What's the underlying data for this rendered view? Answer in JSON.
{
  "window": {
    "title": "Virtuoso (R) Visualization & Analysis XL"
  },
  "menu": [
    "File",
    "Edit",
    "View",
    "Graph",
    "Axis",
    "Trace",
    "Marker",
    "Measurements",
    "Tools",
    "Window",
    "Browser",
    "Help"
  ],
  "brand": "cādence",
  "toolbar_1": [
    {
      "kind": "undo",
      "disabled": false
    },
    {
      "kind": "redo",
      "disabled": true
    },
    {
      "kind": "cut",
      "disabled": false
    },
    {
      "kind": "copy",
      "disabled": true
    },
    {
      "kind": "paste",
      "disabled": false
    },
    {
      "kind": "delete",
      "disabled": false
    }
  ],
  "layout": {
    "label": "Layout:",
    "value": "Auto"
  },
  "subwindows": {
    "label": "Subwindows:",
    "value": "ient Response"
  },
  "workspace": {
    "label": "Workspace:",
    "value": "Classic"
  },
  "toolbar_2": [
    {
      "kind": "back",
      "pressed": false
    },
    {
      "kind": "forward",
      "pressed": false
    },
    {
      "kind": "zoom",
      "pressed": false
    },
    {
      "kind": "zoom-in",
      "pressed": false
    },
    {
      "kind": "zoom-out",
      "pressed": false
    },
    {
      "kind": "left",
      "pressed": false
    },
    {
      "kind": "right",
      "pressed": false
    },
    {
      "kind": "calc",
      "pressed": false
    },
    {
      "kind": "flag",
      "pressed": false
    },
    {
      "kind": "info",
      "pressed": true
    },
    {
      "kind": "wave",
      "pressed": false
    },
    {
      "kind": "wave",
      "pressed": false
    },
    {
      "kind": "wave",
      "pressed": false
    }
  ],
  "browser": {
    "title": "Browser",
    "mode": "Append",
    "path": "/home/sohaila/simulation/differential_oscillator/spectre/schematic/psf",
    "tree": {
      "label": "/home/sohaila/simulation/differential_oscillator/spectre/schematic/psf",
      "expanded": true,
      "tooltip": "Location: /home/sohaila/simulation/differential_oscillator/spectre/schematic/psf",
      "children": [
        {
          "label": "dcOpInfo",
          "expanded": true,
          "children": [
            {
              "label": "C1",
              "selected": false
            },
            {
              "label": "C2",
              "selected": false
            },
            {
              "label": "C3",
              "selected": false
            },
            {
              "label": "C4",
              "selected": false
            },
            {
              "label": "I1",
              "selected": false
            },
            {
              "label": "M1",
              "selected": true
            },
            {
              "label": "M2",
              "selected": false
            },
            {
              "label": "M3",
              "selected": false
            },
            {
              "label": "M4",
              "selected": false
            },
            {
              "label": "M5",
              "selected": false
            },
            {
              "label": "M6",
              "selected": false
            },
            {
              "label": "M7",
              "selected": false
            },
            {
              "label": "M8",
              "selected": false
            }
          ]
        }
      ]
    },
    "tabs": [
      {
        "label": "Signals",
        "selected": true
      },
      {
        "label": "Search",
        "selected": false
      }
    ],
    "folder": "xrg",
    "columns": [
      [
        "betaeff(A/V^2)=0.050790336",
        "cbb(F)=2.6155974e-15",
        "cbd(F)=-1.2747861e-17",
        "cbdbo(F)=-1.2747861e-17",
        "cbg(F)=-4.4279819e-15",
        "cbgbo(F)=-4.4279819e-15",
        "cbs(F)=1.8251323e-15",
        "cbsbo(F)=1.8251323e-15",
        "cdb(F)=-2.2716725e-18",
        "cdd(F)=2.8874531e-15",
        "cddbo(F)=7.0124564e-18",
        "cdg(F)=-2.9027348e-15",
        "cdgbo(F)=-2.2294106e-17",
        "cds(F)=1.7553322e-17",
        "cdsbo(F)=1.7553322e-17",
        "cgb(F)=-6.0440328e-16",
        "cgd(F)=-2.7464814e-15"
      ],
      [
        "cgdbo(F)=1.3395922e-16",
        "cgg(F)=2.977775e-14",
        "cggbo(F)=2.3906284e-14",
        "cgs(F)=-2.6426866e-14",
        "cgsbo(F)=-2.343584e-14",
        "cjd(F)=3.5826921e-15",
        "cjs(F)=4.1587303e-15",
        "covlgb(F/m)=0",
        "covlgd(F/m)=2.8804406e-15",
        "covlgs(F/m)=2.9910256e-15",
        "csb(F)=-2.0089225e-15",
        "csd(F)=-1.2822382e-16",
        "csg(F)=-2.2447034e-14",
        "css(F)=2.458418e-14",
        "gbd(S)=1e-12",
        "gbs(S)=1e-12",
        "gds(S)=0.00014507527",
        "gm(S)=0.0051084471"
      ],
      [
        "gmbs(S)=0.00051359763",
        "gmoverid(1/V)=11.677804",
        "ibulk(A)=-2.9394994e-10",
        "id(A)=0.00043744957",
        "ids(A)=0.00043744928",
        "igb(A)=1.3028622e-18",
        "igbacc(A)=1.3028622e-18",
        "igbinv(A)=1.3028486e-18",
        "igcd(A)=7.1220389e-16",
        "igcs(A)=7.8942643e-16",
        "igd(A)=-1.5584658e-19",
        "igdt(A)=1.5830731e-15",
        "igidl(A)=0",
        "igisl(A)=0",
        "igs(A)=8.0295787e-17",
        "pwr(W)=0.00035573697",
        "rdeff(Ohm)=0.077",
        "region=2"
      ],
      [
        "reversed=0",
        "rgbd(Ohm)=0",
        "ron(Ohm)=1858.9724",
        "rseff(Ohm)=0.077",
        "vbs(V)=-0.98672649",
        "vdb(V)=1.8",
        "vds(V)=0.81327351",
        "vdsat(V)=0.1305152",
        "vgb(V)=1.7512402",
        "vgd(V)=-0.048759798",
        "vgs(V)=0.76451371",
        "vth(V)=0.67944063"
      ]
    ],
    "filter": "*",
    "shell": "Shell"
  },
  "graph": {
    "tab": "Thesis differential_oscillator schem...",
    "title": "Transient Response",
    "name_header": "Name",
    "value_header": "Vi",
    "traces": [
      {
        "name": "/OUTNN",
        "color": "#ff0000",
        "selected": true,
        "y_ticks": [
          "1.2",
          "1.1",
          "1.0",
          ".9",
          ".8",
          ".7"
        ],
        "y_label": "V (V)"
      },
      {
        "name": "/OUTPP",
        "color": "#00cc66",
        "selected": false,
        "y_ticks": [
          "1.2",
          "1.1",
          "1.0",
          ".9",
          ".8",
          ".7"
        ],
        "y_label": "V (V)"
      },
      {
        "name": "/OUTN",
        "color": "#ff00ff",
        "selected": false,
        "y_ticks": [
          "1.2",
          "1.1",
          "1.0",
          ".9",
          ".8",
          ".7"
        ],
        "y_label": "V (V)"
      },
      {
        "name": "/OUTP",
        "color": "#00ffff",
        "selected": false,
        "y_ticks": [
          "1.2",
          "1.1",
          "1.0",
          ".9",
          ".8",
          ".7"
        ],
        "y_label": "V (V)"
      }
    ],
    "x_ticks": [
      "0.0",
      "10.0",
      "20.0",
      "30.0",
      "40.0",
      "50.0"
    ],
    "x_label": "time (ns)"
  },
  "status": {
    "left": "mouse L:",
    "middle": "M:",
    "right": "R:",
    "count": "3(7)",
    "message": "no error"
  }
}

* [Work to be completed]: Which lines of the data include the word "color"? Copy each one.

* [Response to this exercise]:
        "color": "#ff0000",
        "color": "#00cc66",
        "color": "#ff00ff",
        "color": "#00ffff",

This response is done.